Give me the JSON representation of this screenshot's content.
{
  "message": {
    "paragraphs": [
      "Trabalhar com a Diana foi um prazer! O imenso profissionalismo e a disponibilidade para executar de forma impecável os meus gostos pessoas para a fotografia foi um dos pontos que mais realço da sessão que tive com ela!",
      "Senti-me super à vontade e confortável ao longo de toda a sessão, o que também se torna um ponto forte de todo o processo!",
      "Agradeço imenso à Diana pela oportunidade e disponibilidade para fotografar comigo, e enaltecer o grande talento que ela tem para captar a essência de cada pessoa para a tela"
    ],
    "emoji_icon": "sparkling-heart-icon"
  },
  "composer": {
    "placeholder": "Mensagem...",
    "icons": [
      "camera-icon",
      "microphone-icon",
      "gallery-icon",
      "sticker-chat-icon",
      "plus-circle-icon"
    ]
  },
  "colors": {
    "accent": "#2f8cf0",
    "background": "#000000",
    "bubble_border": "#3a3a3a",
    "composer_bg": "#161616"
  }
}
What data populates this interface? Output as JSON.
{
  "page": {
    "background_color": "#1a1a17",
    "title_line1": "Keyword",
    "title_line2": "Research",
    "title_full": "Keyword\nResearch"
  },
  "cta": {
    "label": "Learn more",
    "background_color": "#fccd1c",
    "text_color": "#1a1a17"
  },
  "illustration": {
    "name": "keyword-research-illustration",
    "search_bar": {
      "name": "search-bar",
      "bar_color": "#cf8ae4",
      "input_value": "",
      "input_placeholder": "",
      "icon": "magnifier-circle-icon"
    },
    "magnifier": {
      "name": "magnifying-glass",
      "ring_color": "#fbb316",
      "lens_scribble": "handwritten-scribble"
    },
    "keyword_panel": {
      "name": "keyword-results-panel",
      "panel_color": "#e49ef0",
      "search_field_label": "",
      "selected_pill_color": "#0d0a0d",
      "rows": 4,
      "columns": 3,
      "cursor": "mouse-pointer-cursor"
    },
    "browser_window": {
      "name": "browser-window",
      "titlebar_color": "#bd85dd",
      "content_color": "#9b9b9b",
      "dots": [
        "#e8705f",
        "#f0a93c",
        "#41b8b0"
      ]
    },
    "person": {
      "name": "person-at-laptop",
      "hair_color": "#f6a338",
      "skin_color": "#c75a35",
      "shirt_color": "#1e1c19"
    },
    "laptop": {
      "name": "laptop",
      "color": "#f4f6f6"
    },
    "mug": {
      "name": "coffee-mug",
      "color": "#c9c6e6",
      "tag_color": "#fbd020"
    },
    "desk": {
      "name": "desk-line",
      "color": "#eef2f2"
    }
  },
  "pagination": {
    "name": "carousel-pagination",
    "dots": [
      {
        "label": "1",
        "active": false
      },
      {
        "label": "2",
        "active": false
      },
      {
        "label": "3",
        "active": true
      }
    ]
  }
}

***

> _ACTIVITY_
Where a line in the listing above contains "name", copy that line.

> _ANSWER FOR THIS EXERCISE_
    "name": "keyword-research-illustration",
      "name": "search-bar",
      "name": "magnifying-glass",
      "name": "keyword-results-panel",
      "name": "browser-window",
      "name": "person-at-laptop",
      "name": "laptop",
      "name": "coffee-mug",
      "name": "desk-line",
    "name": "carousel-pagination",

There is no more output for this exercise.